The response must contain every line from the records below that has "clothing".

[Excerpts from a dataset]
⟨
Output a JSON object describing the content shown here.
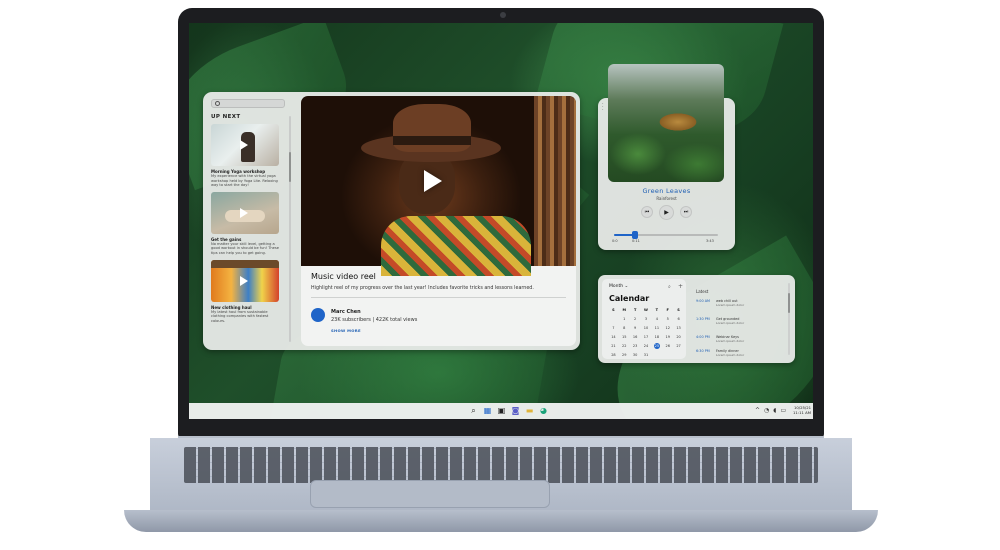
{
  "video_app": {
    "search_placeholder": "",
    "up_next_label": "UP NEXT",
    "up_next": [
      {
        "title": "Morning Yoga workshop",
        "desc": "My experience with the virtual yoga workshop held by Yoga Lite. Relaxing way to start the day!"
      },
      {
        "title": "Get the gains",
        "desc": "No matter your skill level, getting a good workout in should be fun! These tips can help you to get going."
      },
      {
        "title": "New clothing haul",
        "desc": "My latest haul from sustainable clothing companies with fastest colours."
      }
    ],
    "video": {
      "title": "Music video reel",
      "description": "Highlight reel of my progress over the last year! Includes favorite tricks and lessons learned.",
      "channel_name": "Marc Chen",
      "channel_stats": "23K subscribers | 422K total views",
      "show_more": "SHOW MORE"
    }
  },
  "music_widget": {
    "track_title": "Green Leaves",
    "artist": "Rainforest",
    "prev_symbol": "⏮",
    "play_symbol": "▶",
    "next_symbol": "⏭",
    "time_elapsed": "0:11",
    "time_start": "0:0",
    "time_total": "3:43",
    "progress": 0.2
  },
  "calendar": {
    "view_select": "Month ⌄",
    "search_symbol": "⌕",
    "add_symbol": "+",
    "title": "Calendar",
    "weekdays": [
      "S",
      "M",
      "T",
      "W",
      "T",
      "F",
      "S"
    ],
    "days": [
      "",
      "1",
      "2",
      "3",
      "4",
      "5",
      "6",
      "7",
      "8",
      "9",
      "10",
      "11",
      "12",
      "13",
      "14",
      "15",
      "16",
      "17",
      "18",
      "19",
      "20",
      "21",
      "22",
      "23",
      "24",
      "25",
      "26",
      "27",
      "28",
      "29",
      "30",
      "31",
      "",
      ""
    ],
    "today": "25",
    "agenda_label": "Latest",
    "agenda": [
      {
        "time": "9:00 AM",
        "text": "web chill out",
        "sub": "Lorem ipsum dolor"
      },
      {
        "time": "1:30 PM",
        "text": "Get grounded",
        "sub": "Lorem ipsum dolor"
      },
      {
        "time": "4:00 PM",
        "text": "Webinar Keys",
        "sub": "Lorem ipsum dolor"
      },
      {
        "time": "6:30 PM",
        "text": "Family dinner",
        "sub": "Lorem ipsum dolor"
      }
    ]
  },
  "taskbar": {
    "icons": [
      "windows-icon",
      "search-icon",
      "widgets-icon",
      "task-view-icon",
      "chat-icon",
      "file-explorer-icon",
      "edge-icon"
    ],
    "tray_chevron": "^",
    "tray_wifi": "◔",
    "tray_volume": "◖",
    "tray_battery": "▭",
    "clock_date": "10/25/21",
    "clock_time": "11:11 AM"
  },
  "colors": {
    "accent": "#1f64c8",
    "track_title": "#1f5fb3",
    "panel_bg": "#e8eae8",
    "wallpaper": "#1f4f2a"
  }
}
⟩
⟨
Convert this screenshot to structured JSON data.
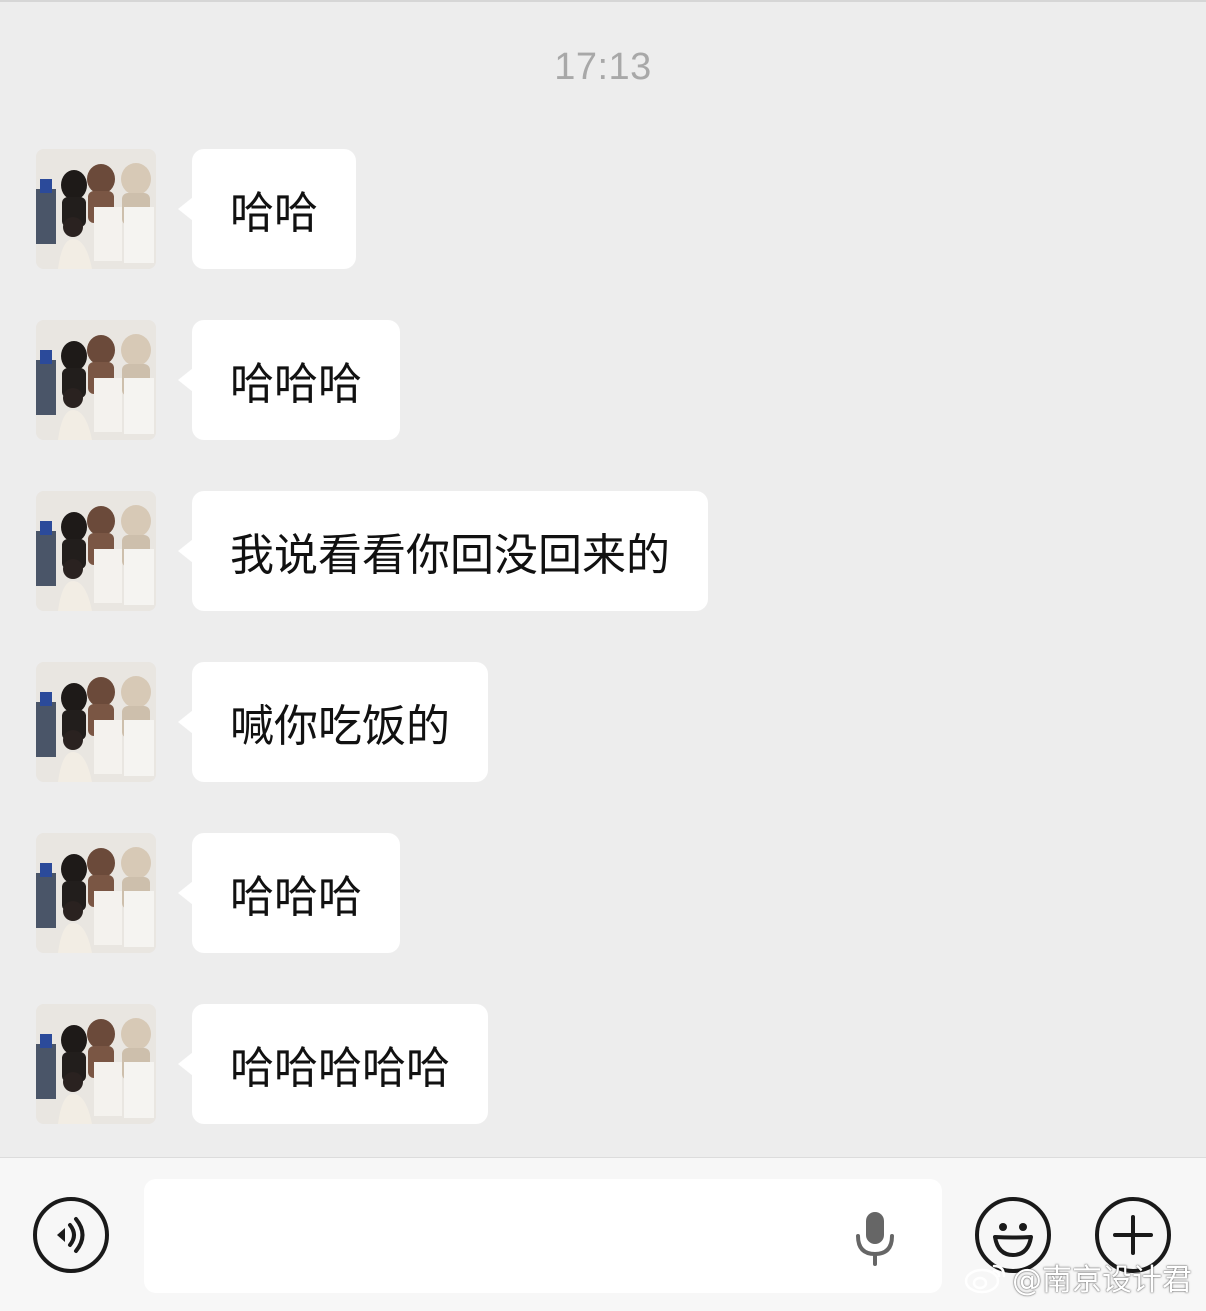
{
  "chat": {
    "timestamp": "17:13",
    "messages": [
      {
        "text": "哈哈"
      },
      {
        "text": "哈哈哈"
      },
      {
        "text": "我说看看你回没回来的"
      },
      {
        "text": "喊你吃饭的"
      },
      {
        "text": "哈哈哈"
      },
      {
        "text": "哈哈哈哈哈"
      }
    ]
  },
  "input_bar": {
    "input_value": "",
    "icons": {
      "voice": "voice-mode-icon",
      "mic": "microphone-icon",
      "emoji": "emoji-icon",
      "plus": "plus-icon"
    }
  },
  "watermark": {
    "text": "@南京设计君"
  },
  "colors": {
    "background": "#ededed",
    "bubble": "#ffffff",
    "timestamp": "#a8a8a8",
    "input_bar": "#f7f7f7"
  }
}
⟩
Written solution:
        "title": "New clothing haul",
        "desc": "My latest haul from sustainable clothing companies with fastest colours."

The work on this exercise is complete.